- Exercise -
Scan the records below for the string "Total" and return every line where it appears.

Entries from a dataset of interfaces
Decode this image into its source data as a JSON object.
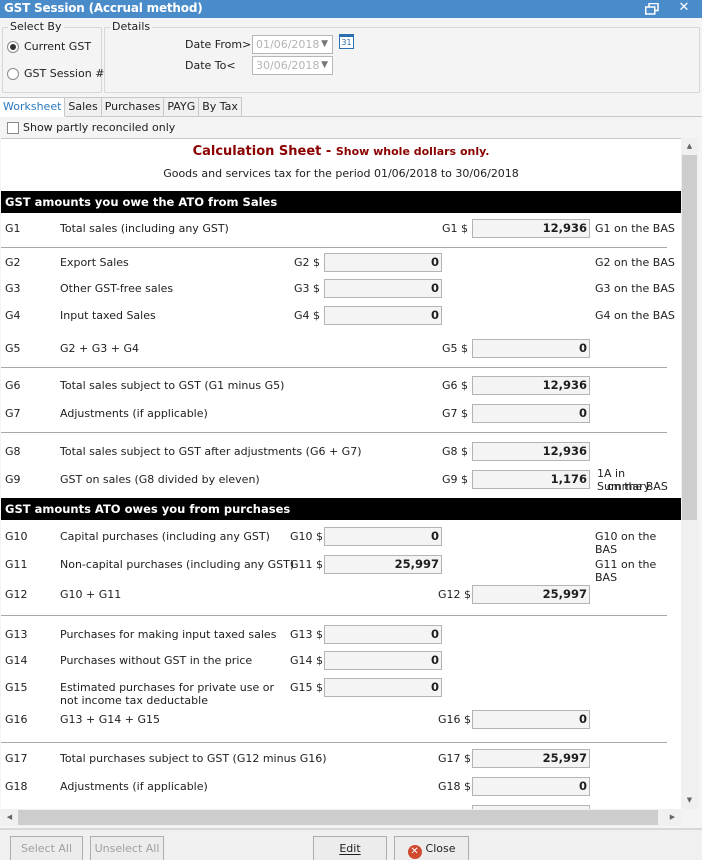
{
  "window": {
    "title": "GST Session (Accrual method)",
    "restore_icon": "restore-icon",
    "close_icon": "close-icon"
  },
  "select_by": {
    "legend": "Select By",
    "options": [
      {
        "label": "Current GST",
        "selected": true
      },
      {
        "label": "GST Session #",
        "selected": false
      }
    ]
  },
  "details": {
    "legend": "Details",
    "date_from_label": "Date From>",
    "date_from_value": "01/06/2018",
    "date_to_label": "Date To<",
    "date_to_value": "30/06/2018",
    "calendar_icon_text": "31"
  },
  "tabs": [
    {
      "label": "Worksheet",
      "active": true
    },
    {
      "label": "Sales",
      "active": false
    },
    {
      "label": "Purchases",
      "active": false
    },
    {
      "label": "PAYG",
      "active": false
    },
    {
      "label": "By Tax",
      "active": false
    }
  ],
  "show_partly_label": "Show partly reconciled only",
  "sheet": {
    "title": "Calculation Sheet",
    "title_sep": " - ",
    "title_note": "Show whole dollars only.",
    "subtitle": "Goods and services tax for the period 01/06/2018 to 30/06/2018",
    "sales_header": "GST amounts you owe the ATO from Sales",
    "purchases_header": "GST amounts ATO owes you from purchases",
    "rows": {
      "g1": {
        "code": "G1",
        "desc": "Total sales (including any GST)",
        "label": "G1 $",
        "value": "12,936",
        "bas": "G1 on the BAS"
      },
      "g2": {
        "code": "G2",
        "desc": "Export Sales",
        "label": "G2 $",
        "value": "0",
        "bas": "G2 on the BAS"
      },
      "g3": {
        "code": "G3",
        "desc": "Other GST-free sales",
        "label": "G3 $",
        "value": "0",
        "bas": "G3 on the BAS"
      },
      "g4": {
        "code": "G4",
        "desc": "Input taxed Sales",
        "label": "G4 $",
        "value": "0",
        "bas": "G4 on the BAS"
      },
      "g5": {
        "code": "G5",
        "desc": "G2 + G3 + G4",
        "label": "G5 $",
        "value": "0"
      },
      "g6": {
        "code": "G6",
        "desc": "Total sales subject to GST (G1 minus G5)",
        "label": "G6 $",
        "value": "12,936"
      },
      "g7": {
        "code": "G7",
        "desc": "Adjustments (if applicable)",
        "label": "G7 $",
        "value": "0"
      },
      "g8": {
        "code": "G8",
        "desc": "Total sales subject to GST after adjustments (G6 + G7)",
        "label": "G8 $",
        "value": "12,936"
      },
      "g9": {
        "code": "G9",
        "desc": "GST on sales (G8 divided by eleven)",
        "label": "G9 $",
        "value": "1,176",
        "bas_line1": "1A in Summary",
        "bas_line2": "on the BAS"
      },
      "g10": {
        "code": "G10",
        "desc": "Capital purchases (including any GST)",
        "label": "G10 $",
        "value": "0",
        "bas": "G10 on the BAS"
      },
      "g11": {
        "code": "G11",
        "desc": "Non-capital purchases (including any GST)",
        "label": "G11 $",
        "value": "25,997",
        "bas": "G11 on the BAS"
      },
      "g12": {
        "code": "G12",
        "desc": "G10 + G11",
        "label": "G12 $",
        "value": "25,997"
      },
      "g13": {
        "code": "G13",
        "desc": "Purchases for making input taxed sales",
        "label": "G13 $",
        "value": "0"
      },
      "g14": {
        "code": "G14",
        "desc": "Purchases without GST in the price",
        "label": "G14 $",
        "value": "0"
      },
      "g15": {
        "code": "G15",
        "desc_line1": "Estimated purchases for private use or",
        "desc_line2": "not income tax deductable",
        "label": "G15 $",
        "value": "0"
      },
      "g16": {
        "code": "G16",
        "desc": "G13 + G14 + G15",
        "label": "G16 $",
        "value": "0"
      },
      "g17": {
        "code": "G17",
        "desc": "Total purchases subject to GST (G12 minus G16)",
        "label": "G17 $",
        "value": "25,997"
      },
      "g18": {
        "code": "G18",
        "desc": "Adjustments (if applicable)",
        "label": "G18 $",
        "value": "0"
      }
    }
  },
  "buttons": {
    "select_all": "Select All",
    "unselect_all": "Unselect All",
    "edit": "Edit",
    "close": "Close"
  }
}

- Answer section -
        "desc": "Total sales (including any GST)",
        "desc": "Total sales subject to GST (G1 minus G5)",
        "desc": "Total sales subject to GST after adjustments (G6 + G7)",
        "desc": "Total purchases subject to GST (G12 minus G16)",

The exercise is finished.